Antony Hopkins and Jonathon Pryce give convincing performances as Popes Benedict XVI and Francis respectively in this biopic about the succession of Francis to the Papacy.
The real action and some of the best dialogue of this film came in their theological debates. Benedict was a conservative Pope with total belief in the unchanging nature of God and the Church, whereas Francis was a keen reformer, sure that the Church must modernise in order to keep up with the world.
The film does not shy away from challenging two figures that are believed by millions to be infallible. Benedict is portrayed as a power-hungry, pompous Pope and his involvement in money laundering and the child sex abuse cover up is examined. Francis does not get off lightly either, as his troubled past in dictatorship- era Argentina is scrutinised. He is shown to have collaborated with the junta in an attempt to protect the faith. These flash backs are interesting and provide more context for how Francis came to be the leader that he is, but ultimately become too long winded and deflect from the main plot of the film – the struggle between two men of God to find common ground.

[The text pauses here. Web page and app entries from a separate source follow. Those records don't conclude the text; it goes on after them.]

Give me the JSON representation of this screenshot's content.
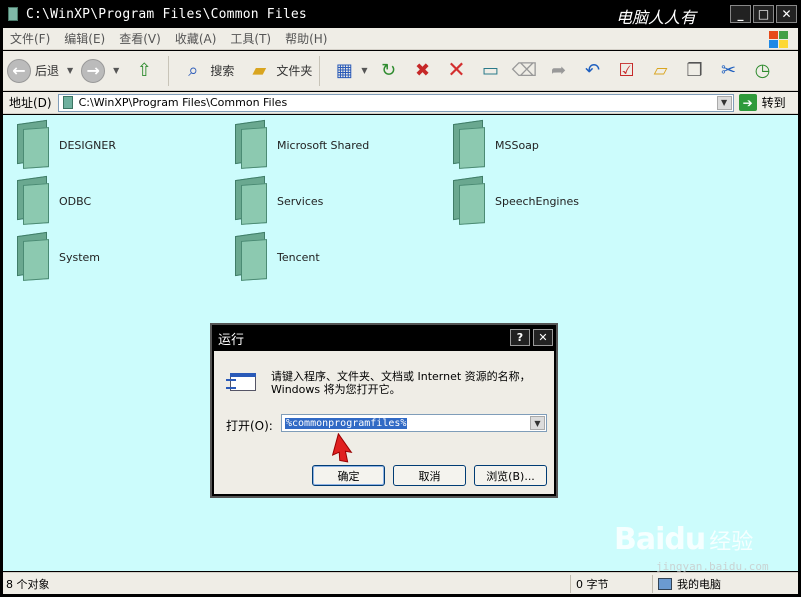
{
  "window": {
    "title": "C:\\WinXP\\Program Files\\Common Files",
    "overlay_title": "电脑人人有"
  },
  "menubar": {
    "items": [
      "文件(F)",
      "编辑(E)",
      "查看(V)",
      "收藏(A)",
      "工具(T)",
      "帮助(H)"
    ]
  },
  "toolbar": {
    "back_label": "后退",
    "search_label": "搜索",
    "folders_label": "文件夹"
  },
  "addressbar": {
    "label": "地址(D)",
    "value": "C:\\WinXP\\Program Files\\Common Files",
    "go_label": "转到"
  },
  "folders": [
    {
      "name": "DESIGNER"
    },
    {
      "name": "Microsoft Shared"
    },
    {
      "name": "MSSoap"
    },
    {
      "name": "ODBC"
    },
    {
      "name": "Services"
    },
    {
      "name": "SpeechEngines"
    },
    {
      "name": "System"
    },
    {
      "name": "Tencent"
    }
  ],
  "run_dialog": {
    "title": "运行",
    "prompt": "请键入程序、文件夹、文档或 Internet 资源的名称，Windows 将为您打开它。",
    "open_label": "打开(O):",
    "open_value": "%commonprogramfiles%",
    "ok_label": "确定",
    "cancel_label": "取消",
    "browse_label": "浏览(B)..."
  },
  "statusbar": {
    "objects": "8 个对象",
    "size": "0 字节",
    "location": "我的电脑"
  },
  "watermark": {
    "brand": "Baidu",
    "sub": "经验",
    "url": "jingyan.baidu.com"
  },
  "colors": {
    "content_bg": "#ccfcfc",
    "chrome_bg": "#efede6",
    "title_bg": "#000000",
    "selection": "#316ac5"
  }
}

The first thing they both seem able to agree on is that neither can get to sleep if they drink coffee late at night. But coffee is high in caffeine, so this isn’t exactly a major breakthrough. However, over the course of the film which focuses on a few days and glosses over years, we see these two strong minded men grow closer to each other in understanding. A meeting in an amazing recreation of the Sistine Chapel (the Vatican does not allow fictional films to be shot in the Chapel) brings the humanity out of Benedict who up until this point appeared as a grumpy relic. When his emotions come to the surface it is apparent that Hopkins was the perfect casting choice.
While not a film for everyone, The Two Popes tells a fascinating story about the nature of religion and the similarities that can be found in the most contrasting of people.